● Your goal
Reproduce every line of the data, exactly and without its pictures.

● Material for this exercise
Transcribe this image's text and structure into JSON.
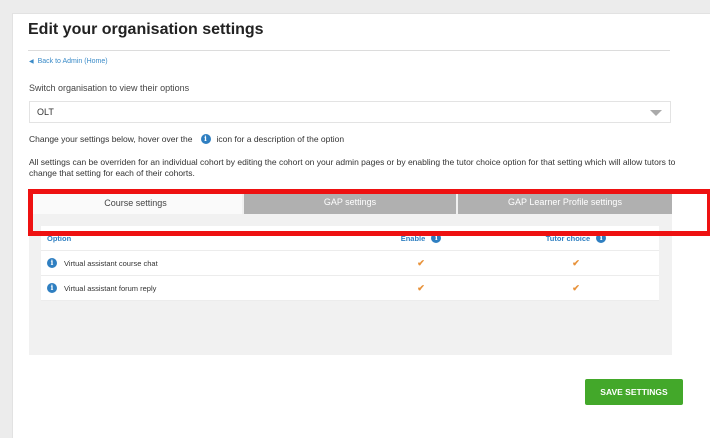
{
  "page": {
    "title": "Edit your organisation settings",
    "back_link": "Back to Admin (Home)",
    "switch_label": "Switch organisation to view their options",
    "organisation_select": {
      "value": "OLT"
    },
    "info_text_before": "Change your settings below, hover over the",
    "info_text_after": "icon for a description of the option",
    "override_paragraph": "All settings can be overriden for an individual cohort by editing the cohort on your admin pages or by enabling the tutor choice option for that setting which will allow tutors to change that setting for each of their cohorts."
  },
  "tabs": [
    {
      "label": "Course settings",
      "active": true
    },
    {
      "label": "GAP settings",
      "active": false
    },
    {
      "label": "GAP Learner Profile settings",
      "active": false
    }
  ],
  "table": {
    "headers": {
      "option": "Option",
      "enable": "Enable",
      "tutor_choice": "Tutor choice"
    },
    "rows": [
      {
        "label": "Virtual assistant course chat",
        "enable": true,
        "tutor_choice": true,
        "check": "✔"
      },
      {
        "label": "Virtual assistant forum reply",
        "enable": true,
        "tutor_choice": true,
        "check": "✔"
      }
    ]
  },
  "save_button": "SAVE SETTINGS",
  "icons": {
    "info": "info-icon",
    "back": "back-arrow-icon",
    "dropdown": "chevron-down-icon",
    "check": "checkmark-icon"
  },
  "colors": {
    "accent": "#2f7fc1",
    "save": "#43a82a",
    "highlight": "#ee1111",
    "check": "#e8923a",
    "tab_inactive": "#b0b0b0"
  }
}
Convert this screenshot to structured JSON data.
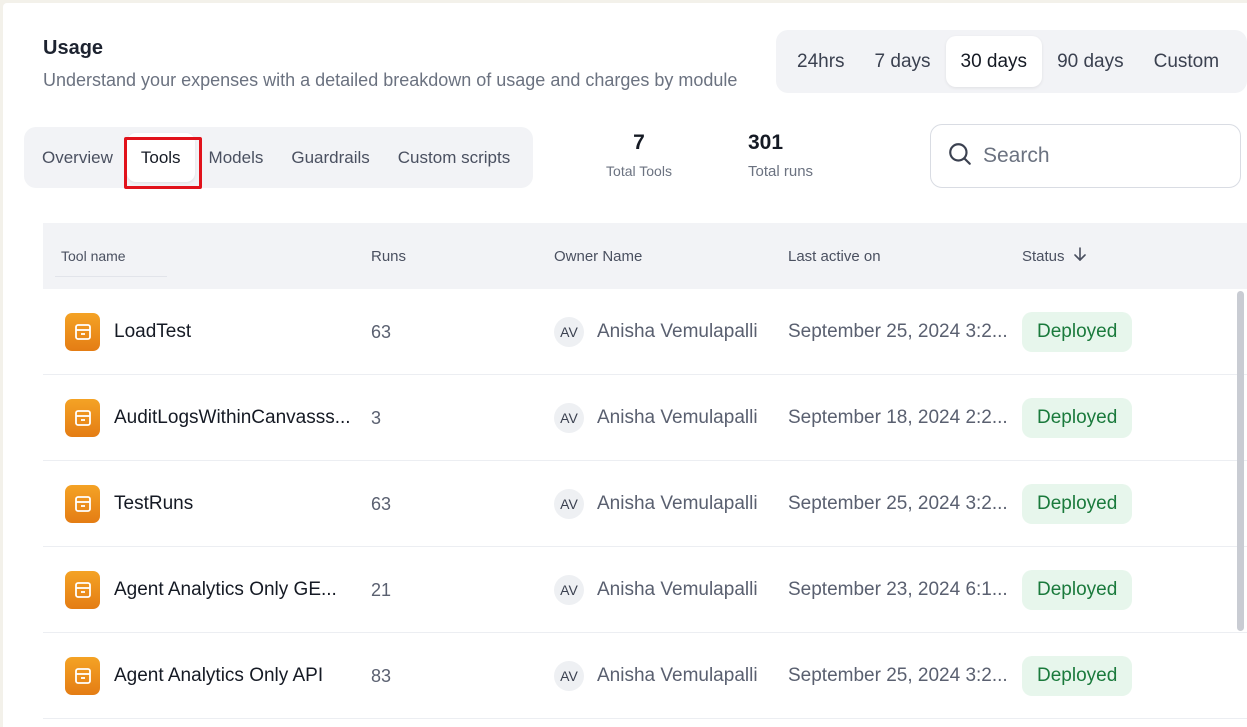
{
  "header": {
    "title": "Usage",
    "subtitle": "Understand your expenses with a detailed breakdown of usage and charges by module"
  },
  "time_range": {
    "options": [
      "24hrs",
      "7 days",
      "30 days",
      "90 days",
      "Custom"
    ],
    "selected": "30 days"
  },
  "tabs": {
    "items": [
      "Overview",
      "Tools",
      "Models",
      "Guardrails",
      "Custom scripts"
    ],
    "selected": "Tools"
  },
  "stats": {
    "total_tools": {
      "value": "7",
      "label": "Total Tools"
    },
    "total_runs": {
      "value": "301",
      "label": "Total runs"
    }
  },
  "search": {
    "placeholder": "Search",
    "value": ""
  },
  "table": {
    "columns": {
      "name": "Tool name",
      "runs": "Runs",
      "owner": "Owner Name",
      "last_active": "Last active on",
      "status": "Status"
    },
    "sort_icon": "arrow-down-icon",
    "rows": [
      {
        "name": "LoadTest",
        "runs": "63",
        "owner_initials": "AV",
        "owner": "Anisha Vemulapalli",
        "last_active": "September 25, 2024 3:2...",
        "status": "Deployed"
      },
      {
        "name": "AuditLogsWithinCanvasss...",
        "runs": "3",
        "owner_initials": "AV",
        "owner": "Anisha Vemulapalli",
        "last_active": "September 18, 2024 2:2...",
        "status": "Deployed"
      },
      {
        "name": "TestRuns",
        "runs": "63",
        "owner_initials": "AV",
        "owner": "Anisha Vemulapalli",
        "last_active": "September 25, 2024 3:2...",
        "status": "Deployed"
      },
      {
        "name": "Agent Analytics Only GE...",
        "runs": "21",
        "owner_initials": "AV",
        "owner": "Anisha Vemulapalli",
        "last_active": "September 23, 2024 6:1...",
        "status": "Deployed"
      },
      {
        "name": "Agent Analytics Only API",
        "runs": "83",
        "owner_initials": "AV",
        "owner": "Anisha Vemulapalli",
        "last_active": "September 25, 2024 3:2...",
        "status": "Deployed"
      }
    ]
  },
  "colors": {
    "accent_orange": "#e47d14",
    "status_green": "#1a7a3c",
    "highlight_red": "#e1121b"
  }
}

● Completed exercise
Transcribe this image's text and structure into JSON.
{
  "page": {
    "title": "Edit your organisation settings",
    "back_link": "Back to Admin (Home)",
    "switch_label": "Switch organisation to view their options",
    "organisation_select": {
      "value": "OLT"
    },
    "info_text_before": "Change your settings below, hover over the",
    "info_text_after": "icon for a description of the option",
    "override_paragraph": "All settings can be overriden for an individual cohort by editing the cohort on your admin pages or by enabling the tutor choice option for that setting which will allow tutors to change that setting for each of their cohorts."
  },
  "tabs": [
    {
      "label": "Course settings",
      "active": true
    },
    {
      "label": "GAP settings",
      "active": false
    },
    {
      "label": "GAP Learner Profile settings",
      "active": false
    }
  ],
  "table": {
    "headers": {
      "option": "Option",
      "enable": "Enable",
      "tutor_choice": "Tutor choice"
    },
    "rows": [
      {
        "label": "Virtual assistant course chat",
        "enable": true,
        "tutor_choice": true,
        "check": "✔"
      },
      {
        "label": "Virtual assistant forum reply",
        "enable": true,
        "tutor_choice": true,
        "check": "✔"
      }
    ]
  },
  "save_button": "SAVE SETTINGS",
  "icons": {
    "info": "info-icon",
    "back": "back-arrow-icon",
    "dropdown": "chevron-down-icon",
    "check": "checkmark-icon"
  },
  "colors": {
    "accent": "#2f7fc1",
    "save": "#43a82a",
    "highlight": "#ee1111",
    "check": "#e8923a",
    "tab_inactive": "#b0b0b0"
  }
}
Convert this screenshot to structured JSON data.
{
  "header": {
    "title": "Usage",
    "subtitle": "Understand your expenses with a detailed breakdown of usage and charges by module"
  },
  "time_range": {
    "options": [
      "24hrs",
      "7 days",
      "30 days",
      "90 days",
      "Custom"
    ],
    "selected": "30 days"
  },
  "tabs": {
    "items": [
      "Overview",
      "Tools",
      "Models",
      "Guardrails",
      "Custom scripts"
    ],
    "selected": "Tools"
  },
  "stats": {
    "total_tools": {
      "value": "7",
      "label": "Total Tools"
    },
    "total_runs": {
      "value": "301",
      "label": "Total runs"
    }
  },
  "search": {
    "placeholder": "Search",
    "value": ""
  },
  "table": {
    "columns": {
      "name": "Tool name",
      "runs": "Runs",
      "owner": "Owner Name",
      "last_active": "Last active on",
      "status": "Status"
    },
    "sort_icon": "arrow-down-icon",
    "rows": [
      {
        "name": "LoadTest",
        "runs": "63",
        "owner_initials": "AV",
        "owner": "Anisha Vemulapalli",
        "last_active": "September 25, 2024 3:2...",
        "status": "Deployed"
      },
      {
        "name": "AuditLogsWithinCanvasss...",
        "runs": "3",
        "owner_initials": "AV",
        "owner": "Anisha Vemulapalli",
        "last_active": "September 18, 2024 2:2...",
        "status": "Deployed"
      },
      {
        "name": "TestRuns",
        "runs": "63",
        "owner_initials": "AV",
        "owner": "Anisha Vemulapalli",
        "last_active": "September 25, 2024 3:2...",
        "status": "Deployed"
      },
      {
        "name": "Agent Analytics Only GE...",
        "runs": "21",
        "owner_initials": "AV",
        "owner": "Anisha Vemulapalli",
        "last_active": "September 23, 2024 6:1...",
        "status": "Deployed"
      },
      {
        "name": "Agent Analytics Only API",
        "runs": "83",
        "owner_initials": "AV",
        "owner": "Anisha Vemulapalli",
        "last_active": "September 25, 2024 3:2...",
        "status": "Deployed"
      }
    ]
  },
  "colors": {
    "accent_orange": "#e47d14",
    "status_green": "#1a7a3c",
    "highlight_red": "#e1121b"
  }
}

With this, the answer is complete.